(Data extracted from a collection)
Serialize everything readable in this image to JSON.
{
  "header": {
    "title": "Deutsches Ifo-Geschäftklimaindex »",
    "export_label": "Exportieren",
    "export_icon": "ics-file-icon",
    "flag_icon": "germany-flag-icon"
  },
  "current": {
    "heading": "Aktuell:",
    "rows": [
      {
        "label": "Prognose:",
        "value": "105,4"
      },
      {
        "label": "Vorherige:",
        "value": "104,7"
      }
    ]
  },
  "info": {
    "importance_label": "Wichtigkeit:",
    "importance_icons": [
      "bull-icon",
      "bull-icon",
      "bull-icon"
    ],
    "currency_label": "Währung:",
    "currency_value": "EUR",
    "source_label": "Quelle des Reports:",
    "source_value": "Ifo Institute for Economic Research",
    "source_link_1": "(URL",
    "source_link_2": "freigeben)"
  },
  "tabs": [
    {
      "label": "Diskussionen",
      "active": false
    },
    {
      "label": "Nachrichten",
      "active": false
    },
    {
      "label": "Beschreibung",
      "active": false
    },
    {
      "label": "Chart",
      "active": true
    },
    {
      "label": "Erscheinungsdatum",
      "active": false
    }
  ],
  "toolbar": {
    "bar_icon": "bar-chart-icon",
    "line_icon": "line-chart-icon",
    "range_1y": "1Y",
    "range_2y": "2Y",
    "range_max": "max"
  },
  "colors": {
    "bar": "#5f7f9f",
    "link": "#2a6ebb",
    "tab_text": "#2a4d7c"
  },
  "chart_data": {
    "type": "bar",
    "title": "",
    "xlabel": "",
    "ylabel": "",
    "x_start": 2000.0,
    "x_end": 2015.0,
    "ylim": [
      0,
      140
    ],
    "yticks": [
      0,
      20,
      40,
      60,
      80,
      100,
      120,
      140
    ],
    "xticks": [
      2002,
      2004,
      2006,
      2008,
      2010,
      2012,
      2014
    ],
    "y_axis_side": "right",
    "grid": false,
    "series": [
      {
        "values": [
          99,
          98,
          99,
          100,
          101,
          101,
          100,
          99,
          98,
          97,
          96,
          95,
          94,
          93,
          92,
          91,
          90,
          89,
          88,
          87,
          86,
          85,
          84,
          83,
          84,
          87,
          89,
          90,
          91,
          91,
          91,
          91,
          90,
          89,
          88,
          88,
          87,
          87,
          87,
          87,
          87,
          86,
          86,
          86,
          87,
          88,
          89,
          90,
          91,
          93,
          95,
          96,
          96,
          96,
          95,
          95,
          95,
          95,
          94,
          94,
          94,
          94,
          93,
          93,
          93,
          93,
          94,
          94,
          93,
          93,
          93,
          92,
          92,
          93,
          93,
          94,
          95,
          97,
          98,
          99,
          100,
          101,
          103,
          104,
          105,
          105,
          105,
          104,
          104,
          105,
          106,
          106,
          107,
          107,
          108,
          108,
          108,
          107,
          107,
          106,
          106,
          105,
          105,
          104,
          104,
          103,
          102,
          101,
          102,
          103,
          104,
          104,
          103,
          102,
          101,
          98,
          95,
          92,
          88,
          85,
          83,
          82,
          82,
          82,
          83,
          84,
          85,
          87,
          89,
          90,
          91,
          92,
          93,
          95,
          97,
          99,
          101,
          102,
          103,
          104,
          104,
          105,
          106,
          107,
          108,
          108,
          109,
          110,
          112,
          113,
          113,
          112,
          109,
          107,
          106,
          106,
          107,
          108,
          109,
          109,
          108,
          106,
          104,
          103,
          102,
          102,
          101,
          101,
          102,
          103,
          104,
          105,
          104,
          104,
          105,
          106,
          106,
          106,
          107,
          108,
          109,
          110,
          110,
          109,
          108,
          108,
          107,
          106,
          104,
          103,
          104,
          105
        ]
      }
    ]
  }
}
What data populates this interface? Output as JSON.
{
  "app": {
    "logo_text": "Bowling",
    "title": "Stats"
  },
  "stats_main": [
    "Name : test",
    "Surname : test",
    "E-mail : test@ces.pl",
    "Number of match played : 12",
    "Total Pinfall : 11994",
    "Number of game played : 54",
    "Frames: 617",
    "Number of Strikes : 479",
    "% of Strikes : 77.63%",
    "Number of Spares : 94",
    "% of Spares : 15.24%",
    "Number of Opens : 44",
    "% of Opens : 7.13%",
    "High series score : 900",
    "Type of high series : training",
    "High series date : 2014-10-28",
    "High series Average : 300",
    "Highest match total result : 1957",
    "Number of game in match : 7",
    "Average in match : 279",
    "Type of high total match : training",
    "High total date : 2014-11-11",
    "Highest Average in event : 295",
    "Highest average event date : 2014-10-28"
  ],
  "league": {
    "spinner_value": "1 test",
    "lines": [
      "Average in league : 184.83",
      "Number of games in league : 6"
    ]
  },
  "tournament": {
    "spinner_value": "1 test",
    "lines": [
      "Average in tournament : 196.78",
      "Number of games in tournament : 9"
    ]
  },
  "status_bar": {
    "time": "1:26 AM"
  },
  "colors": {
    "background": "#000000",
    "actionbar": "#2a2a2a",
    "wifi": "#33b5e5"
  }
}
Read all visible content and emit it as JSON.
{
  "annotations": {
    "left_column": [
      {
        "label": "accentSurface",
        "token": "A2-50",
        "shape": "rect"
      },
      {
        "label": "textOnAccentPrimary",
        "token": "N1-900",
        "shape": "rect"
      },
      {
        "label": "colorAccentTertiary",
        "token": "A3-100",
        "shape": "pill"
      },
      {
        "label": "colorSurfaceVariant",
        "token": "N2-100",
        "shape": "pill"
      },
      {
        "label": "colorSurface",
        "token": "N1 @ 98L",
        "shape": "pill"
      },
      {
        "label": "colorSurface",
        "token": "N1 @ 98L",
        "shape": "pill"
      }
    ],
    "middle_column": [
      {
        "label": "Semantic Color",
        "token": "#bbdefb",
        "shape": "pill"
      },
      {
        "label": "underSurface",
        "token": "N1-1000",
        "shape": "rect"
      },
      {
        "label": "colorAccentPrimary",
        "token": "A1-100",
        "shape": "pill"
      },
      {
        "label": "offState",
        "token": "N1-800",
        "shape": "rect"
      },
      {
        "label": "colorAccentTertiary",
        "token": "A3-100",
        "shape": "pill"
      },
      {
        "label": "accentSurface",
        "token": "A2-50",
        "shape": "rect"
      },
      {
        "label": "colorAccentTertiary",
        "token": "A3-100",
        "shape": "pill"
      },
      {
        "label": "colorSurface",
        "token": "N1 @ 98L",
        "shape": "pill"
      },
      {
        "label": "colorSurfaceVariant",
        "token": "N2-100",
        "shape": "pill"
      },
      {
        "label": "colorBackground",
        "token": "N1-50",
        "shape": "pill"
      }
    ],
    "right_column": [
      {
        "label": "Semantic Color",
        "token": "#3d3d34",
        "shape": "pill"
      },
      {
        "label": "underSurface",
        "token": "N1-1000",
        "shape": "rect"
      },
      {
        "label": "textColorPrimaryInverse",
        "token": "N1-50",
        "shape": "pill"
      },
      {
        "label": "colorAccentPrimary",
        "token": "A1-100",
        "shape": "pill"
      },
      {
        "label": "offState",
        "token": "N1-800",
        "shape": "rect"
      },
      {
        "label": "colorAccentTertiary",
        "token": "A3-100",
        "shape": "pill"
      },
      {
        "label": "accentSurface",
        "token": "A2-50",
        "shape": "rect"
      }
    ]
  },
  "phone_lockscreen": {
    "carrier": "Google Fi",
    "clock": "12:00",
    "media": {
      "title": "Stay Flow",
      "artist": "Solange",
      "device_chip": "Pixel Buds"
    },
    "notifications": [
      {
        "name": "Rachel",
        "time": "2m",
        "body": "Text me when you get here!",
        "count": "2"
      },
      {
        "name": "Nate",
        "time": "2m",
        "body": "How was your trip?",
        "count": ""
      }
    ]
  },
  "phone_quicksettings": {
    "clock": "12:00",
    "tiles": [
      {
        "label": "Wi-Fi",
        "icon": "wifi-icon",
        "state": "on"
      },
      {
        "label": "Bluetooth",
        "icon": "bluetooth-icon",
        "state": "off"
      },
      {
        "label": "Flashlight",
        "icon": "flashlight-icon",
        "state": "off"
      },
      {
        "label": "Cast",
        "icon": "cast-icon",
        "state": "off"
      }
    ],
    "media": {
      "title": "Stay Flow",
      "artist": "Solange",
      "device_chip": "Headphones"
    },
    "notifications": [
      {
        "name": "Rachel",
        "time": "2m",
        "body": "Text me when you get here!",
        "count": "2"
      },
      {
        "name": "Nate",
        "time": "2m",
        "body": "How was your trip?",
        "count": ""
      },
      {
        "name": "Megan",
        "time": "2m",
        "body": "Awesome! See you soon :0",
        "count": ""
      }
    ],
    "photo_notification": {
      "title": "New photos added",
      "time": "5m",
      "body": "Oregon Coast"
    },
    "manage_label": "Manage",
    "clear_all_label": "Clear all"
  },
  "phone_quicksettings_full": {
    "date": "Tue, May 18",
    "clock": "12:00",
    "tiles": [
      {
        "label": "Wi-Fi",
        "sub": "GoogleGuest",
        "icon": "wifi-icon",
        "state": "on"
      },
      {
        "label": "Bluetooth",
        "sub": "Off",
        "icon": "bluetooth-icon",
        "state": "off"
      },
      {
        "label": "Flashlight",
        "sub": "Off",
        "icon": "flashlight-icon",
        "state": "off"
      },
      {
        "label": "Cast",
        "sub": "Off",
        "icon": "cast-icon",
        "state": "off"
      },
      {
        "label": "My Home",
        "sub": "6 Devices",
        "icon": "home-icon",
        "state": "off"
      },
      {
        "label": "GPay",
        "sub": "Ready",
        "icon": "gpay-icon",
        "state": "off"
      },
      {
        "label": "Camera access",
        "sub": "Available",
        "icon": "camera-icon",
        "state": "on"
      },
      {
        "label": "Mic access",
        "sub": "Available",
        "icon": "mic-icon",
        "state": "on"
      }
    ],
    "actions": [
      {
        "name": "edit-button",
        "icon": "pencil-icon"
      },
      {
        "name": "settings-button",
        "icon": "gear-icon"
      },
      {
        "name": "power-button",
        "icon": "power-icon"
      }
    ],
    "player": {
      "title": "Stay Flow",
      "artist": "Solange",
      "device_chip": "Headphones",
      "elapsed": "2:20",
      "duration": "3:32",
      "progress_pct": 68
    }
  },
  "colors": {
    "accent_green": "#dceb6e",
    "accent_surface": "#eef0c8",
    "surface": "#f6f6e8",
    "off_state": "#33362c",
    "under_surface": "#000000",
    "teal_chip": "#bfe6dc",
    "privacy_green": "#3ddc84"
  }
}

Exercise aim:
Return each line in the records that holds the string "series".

Response to this exercise:
    "series": [
    "High series score : 900",
    "Type of high series : training",
    "High series date : 2014-10-28",
    "High series Average : 300",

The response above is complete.